      Liked by 1 person

      1. I’m also excited for the new Star Trek: Discovery series. From what I’ve been reading, it looks like it’s going to be different from all the others, and the casting so far looks incredible.

        Liked by 1 person

      2. It should be great! Ever since the reboot, the main Star Trek franchise has been trying to emulate the kind of action Star Wars does, and I think Discovery will be a nice chance for Star Trek to be Star Trek again.

        Liked by 1 person

  2. The thing about Rogue One was this: Why would the lead character suddenly care about the rebellion? Sure she lost her father but then again it was the rebellion that killed him. Same time, why would the remaining characters like Churrit care about the fight? They were simply chilling in Jedha

    It was a good movie but it focused on the plot more.

    Liked by 1 person

Leave a Reply

Fill in your details below or click an icon to log in: Logo

You are commenting using your account. Log Out /  Change )

Twitter picture

You are commenting using your Twitter account.
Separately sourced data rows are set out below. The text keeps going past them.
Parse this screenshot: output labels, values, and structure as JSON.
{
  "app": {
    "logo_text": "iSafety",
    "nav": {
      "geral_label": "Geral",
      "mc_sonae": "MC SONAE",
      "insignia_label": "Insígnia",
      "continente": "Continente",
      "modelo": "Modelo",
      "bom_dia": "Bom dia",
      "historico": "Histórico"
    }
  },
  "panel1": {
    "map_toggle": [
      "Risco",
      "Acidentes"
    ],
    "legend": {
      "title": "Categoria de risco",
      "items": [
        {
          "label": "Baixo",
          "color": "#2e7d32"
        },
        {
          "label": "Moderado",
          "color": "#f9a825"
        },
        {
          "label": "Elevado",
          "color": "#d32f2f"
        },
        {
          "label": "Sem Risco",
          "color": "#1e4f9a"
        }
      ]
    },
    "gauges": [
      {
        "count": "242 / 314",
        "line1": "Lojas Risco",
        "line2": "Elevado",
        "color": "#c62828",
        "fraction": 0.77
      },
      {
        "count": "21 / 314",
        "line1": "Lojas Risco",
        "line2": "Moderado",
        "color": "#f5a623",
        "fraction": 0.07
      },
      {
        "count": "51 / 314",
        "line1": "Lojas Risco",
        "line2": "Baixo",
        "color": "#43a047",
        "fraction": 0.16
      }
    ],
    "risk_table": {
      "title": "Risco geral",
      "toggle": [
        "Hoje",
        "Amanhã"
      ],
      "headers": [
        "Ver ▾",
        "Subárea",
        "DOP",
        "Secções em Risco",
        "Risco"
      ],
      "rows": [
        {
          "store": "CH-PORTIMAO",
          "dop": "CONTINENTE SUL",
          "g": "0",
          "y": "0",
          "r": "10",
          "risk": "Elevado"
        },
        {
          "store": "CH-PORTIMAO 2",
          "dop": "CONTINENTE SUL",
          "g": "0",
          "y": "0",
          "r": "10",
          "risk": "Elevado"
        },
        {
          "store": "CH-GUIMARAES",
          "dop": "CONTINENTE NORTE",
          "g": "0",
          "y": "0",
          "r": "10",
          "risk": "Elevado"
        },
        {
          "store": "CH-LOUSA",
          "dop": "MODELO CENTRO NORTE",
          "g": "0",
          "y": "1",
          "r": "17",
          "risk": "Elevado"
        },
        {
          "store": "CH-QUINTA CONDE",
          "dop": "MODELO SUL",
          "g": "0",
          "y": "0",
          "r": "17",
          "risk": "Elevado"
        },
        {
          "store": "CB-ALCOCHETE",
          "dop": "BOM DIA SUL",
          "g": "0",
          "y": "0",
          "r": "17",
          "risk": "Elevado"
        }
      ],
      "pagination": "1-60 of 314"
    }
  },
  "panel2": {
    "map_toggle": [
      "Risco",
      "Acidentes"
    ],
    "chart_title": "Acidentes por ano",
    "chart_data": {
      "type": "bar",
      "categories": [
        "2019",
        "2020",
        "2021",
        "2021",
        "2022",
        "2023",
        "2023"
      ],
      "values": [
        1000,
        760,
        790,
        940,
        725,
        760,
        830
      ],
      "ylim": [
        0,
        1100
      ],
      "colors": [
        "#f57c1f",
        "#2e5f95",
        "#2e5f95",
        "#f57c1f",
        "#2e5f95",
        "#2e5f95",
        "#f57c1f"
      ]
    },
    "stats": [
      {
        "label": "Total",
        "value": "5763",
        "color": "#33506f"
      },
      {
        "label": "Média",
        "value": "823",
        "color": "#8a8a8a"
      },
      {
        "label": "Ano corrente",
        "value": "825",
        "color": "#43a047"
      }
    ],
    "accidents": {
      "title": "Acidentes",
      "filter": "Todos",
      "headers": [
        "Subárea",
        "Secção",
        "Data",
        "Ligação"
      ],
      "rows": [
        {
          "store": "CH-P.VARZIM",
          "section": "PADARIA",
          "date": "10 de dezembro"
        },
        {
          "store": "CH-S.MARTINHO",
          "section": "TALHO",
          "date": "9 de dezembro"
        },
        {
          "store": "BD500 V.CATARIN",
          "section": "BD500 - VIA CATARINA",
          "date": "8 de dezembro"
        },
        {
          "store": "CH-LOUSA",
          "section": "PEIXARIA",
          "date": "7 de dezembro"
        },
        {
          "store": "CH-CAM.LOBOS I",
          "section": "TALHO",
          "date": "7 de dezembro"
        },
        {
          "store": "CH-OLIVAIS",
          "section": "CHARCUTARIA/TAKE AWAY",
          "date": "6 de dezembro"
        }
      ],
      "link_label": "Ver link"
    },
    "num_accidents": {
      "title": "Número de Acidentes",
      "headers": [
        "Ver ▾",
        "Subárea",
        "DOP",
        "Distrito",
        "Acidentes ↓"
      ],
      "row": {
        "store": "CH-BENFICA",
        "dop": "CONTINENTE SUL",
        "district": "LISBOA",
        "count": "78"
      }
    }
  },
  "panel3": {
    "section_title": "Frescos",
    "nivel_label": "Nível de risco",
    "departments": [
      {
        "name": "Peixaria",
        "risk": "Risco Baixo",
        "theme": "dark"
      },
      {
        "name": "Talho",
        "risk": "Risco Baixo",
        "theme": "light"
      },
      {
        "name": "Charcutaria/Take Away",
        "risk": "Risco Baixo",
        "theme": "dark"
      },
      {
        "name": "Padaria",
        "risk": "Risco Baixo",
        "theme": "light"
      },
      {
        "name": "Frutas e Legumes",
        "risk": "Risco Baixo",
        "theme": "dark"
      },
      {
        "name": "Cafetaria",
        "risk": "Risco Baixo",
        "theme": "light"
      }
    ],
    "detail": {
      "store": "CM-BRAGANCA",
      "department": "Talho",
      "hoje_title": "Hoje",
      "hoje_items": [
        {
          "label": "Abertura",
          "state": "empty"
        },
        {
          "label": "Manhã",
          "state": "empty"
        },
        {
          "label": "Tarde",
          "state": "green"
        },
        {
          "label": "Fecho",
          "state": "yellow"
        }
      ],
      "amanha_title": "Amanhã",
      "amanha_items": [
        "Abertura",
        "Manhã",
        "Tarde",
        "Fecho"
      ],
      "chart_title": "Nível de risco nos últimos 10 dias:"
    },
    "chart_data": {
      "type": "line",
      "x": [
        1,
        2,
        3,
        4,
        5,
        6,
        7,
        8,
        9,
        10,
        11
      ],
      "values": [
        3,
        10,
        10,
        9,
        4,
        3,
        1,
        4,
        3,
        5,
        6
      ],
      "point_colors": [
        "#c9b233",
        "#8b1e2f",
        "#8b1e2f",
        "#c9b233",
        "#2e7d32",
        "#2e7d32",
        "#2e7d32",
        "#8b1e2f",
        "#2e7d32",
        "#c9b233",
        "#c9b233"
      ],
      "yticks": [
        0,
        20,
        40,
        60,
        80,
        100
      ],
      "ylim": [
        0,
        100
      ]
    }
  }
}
Log Out /  Change )

Facebook photo

You are commenting using your Facebook account. Log Out /  Change )

Connecting to %s